We present a penalized matrix decomposition (PMD), a new framework for computing a rank-K approximation for a matrix. We approximate the matrix X as circumflexX = sigma(k=1)(K) d(k)u(k)v(k)(T), where d(k), u(k), and v(k) minimize the squared Frobenius norm of X - circumflexX, subject to penalties on u(k) and v(k). This results in a regularized version of(More)
We consider the problem of estimating multiple related Gaussian graphical models from a high-dimensional data set with observations belonging to distinct classes. We propose the joint graphical lasso, which borrows strength across the classes in order to estimate multiple graphical models that share certain characteristics, such as the locations or weights(More)
Classication in high-dimensional feature spaces where interpretation and dimension reduction are of great importance is common in biological and medical applications. For these applications standard methods as microarrays, 1D NMR, and spectroscopy have become everyday tools for measuring thousands of features in samples of interest. Furthermore, the samples(More)
In recent work, several authors have introduced methods for sparse canonical correlation analysis (sparse CCA). Suppose that two sets of measurements are available on the same set of observations. Sparse CCA is a method for identifying sparse linear combinations of the two sets of variables that are highly correlated with each other. It has been shown to be(More)
We discuss the identification of genes that are associated with an outcome in RNA sequencing and other sequence-based comparative genomic experiments. RNA-sequencing data take the form of counts, so models based on the Gaussian distribution are unsuitable. Moreover, normalization is challenging because different sequencing experiments may generate quite(More)
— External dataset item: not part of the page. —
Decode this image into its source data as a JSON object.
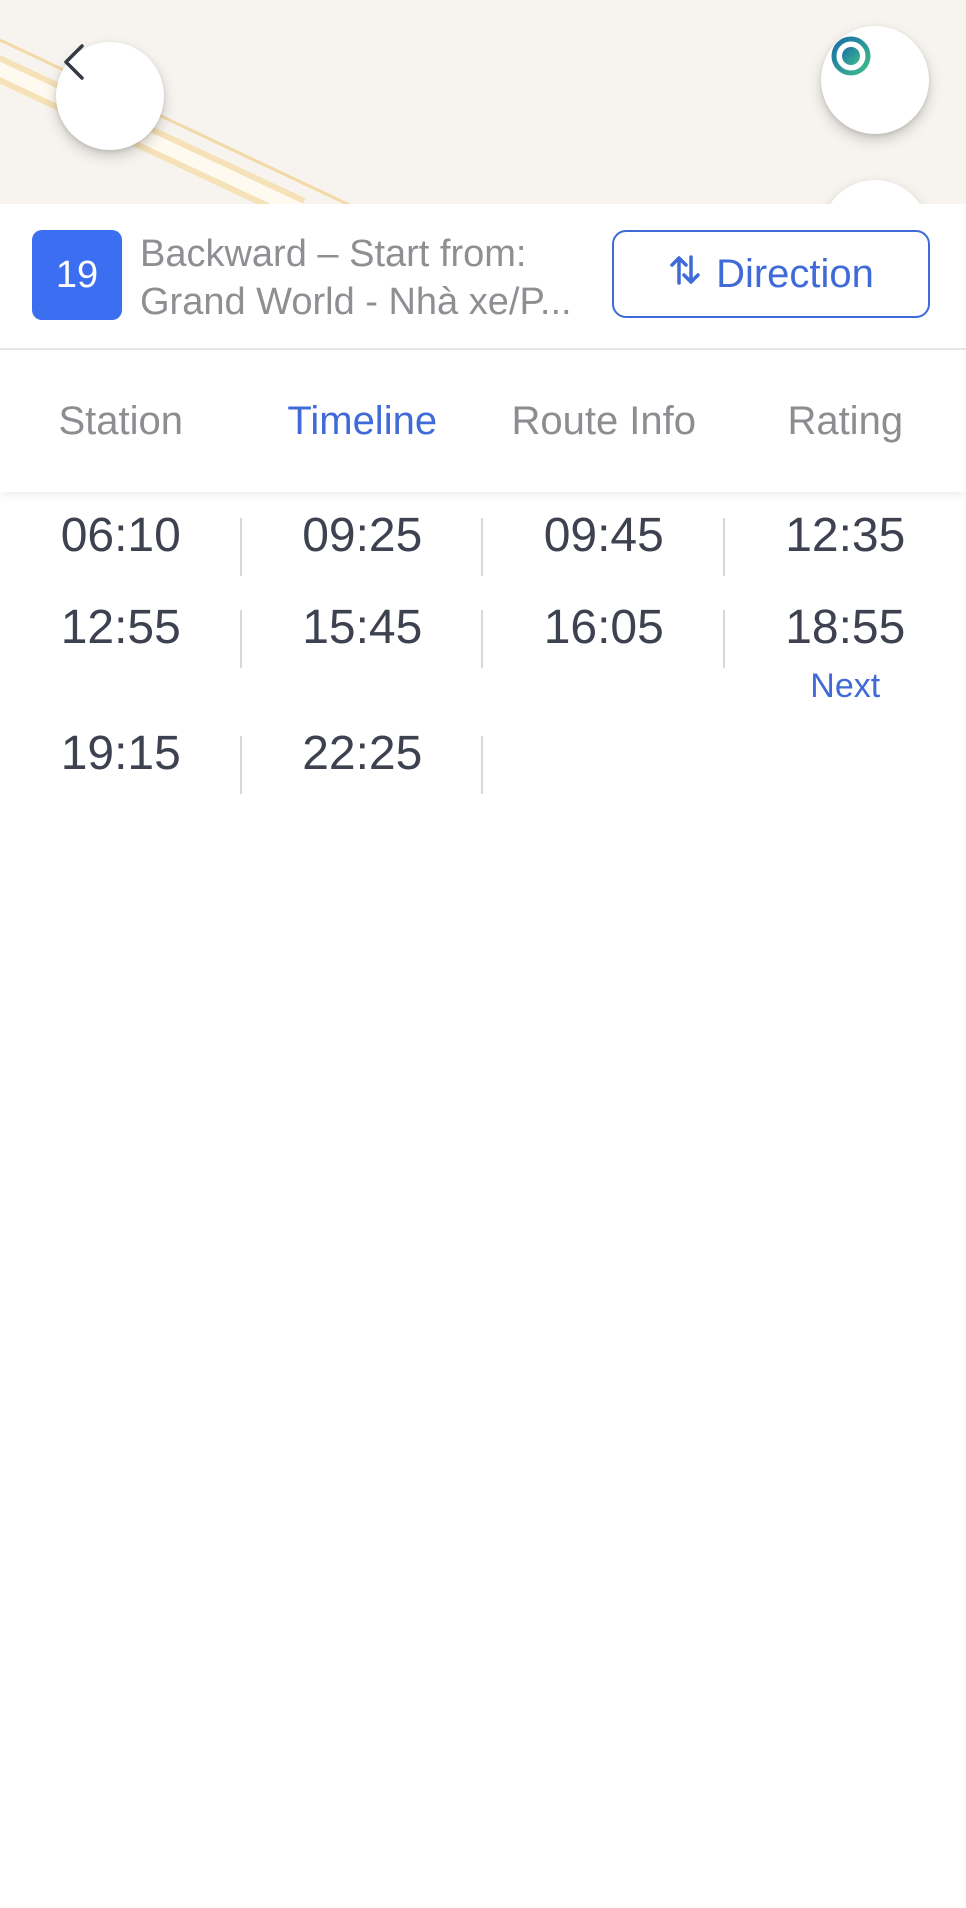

We consider the supervised classification setting, in which the data consist of p features measured on n observations, each of which belongs to one of K classes. Linear discriminant analysis (LDA) is a classical method for this problem. However, in the high-dimensional setting where p ≫ n, LDA is not appropriate for two reasons. First, the standard estimate(More)
The genetic programs that promote retention of self-renewing leukemia stem cells (LSCs) at the apex of cellular hierarchies in acute myeloid leukemia (AML) are not known. In a mouse model of human AML, LSCs exhibit variable frequencies that correlate with the initiating MLL oncogene and are maintained in a self-renewing state by a transcriptional subprogram(More)
We consider the problem of clustering observations using a potentially large set of features. One might expect that the true underlying clusters present in the data differ only with respect to a small fraction of the features, and will be missed if one clusters the observations using the full set of features. We propose a novel framework for sparse(More)
In recent years, many methods have been developed for regression in high-dimensional settings. We propose covariance-regularized regression, a family of methods that use a shrunken estimate of the inverse covariance matrix of the features in order to achieve superior prediction. An estimate of the inverse covariance matrix is obtained by maximizing its log(More)